Dr Lannuzel’s research interests lie in the study of trace metal distributions, speciation and biogeochemistry in polar regions. During her PhD Dr Lannuzel developed a method for sampling and measuring iron in the sea ice environment since such technologies did not presently exist worldwide. She then implemented this technology in Australia and became a key member of the productive trace metal biogeochemistry team assembled at the ACE CRC. The iron and other trace elements profiles generated during her research represented the first data for the Antarctic pack ice zone. Her pioneering work highlighted the accumulation of trace element iron in the sea ice medium and therefore the paramount importance of Antarctic sea ice to iron biogeochemical cycling in polar ecosystems.
Dr Lannuzel currently leads an international (AUS-US-Belgium-Japan) multi-disciplinary project to assess the physical and biological drivers of both the iron and carbon cycles in the seasonal ice zone (AAS #4291 – “Impact of the predicted changes in sea ice extent on primary productivity in the Southern Ocean: links between the iron and carbon cycles in fast ice and the marginal ice zone’). This project is motivated by the fact that despite its potential to naturally fertilize the Southern Ocean with iron, the sea ice zone is understudied compared to open ocean regions with respect to its contribution to the biological carbon pump. Combining a fast ice process study and laboratory experiments on archived samples, this project will generate an improved understanding of the biogeochemistry required to constrain predictions of the changing sea ice habitat in the East Australian sector.

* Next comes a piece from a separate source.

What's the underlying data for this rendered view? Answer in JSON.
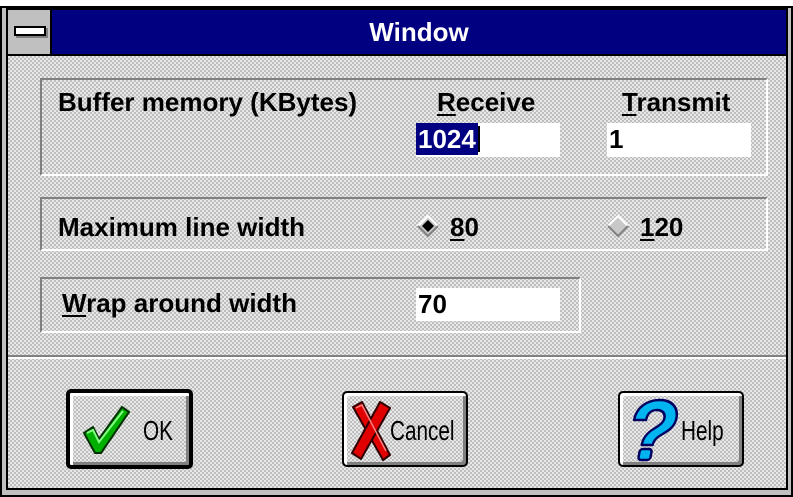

Dr Lannuzel is part of the ACE CRC’s Carbon Uptake and Chemical Change project.